* _WHAT YOU HAVE TO DO_
Copy every line of the records below where the word "Крипто" occurs.

** MATERIAL FOR THIS TASK follows **

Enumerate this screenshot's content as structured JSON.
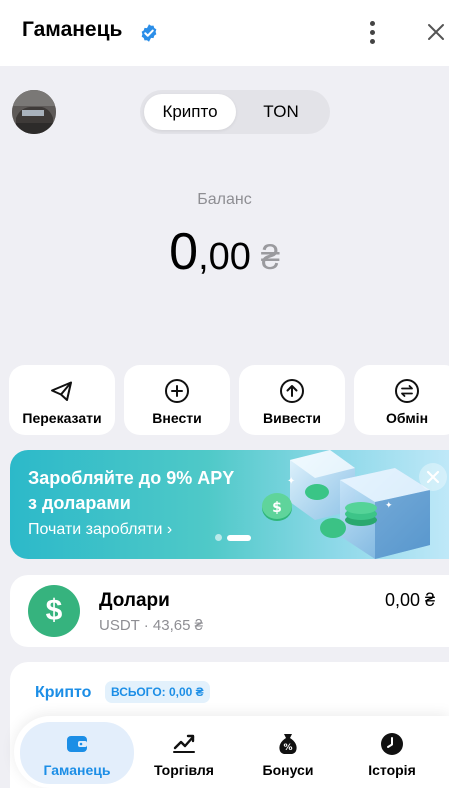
{
  "header": {
    "title": "Гаманець",
    "verified_icon": "verified-badge-icon",
    "more_icon": "more-vertical-icon",
    "close_icon": "close-icon",
    "accent_color": "#2b8ee8"
  },
  "segment": {
    "options": [
      "Крипто",
      "TON"
    ],
    "selected": "Крипто"
  },
  "balance": {
    "label": "Баланс",
    "integer": "0",
    "decimal": ",00",
    "currency": "₴"
  },
  "actions": [
    {
      "label": "Переказати",
      "icon": "send-icon"
    },
    {
      "label": "Внести",
      "icon": "plus-circle-icon"
    },
    {
      "label": "Вивести",
      "icon": "arrow-up-circle-icon"
    },
    {
      "label": "Обмін",
      "icon": "exchange-icon"
    }
  ],
  "banner": {
    "line1": "Заробляйте до 9% APY",
    "line2": "з доларами",
    "link": "Почати заробляти ›",
    "close_icon": "close-icon",
    "page_index": 2,
    "page_count": 2
  },
  "asset": {
    "name": "Долари",
    "sub": "USDT · 43,65 ₴",
    "amount": "0,00 ₴",
    "icon": "dollar-icon",
    "color": "#36b37e"
  },
  "crypto": {
    "title": "Крипто",
    "total": "ВСЬОГО: 0,00 ₴"
  },
  "tabbar": [
    {
      "label": "Гаманець",
      "icon": "wallet-icon",
      "active": true
    },
    {
      "label": "Торгівля",
      "icon": "chart-trend-icon",
      "active": false
    },
    {
      "label": "Бонуси",
      "icon": "money-bag-icon",
      "active": false
    },
    {
      "label": "Історія",
      "icon": "clock-icon",
      "active": false
    }
  ]
}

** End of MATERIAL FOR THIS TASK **

* _EXERCISE RESPONSE_
      "Крипто",
    "selected": "Крипто"
    "title": "Крипто",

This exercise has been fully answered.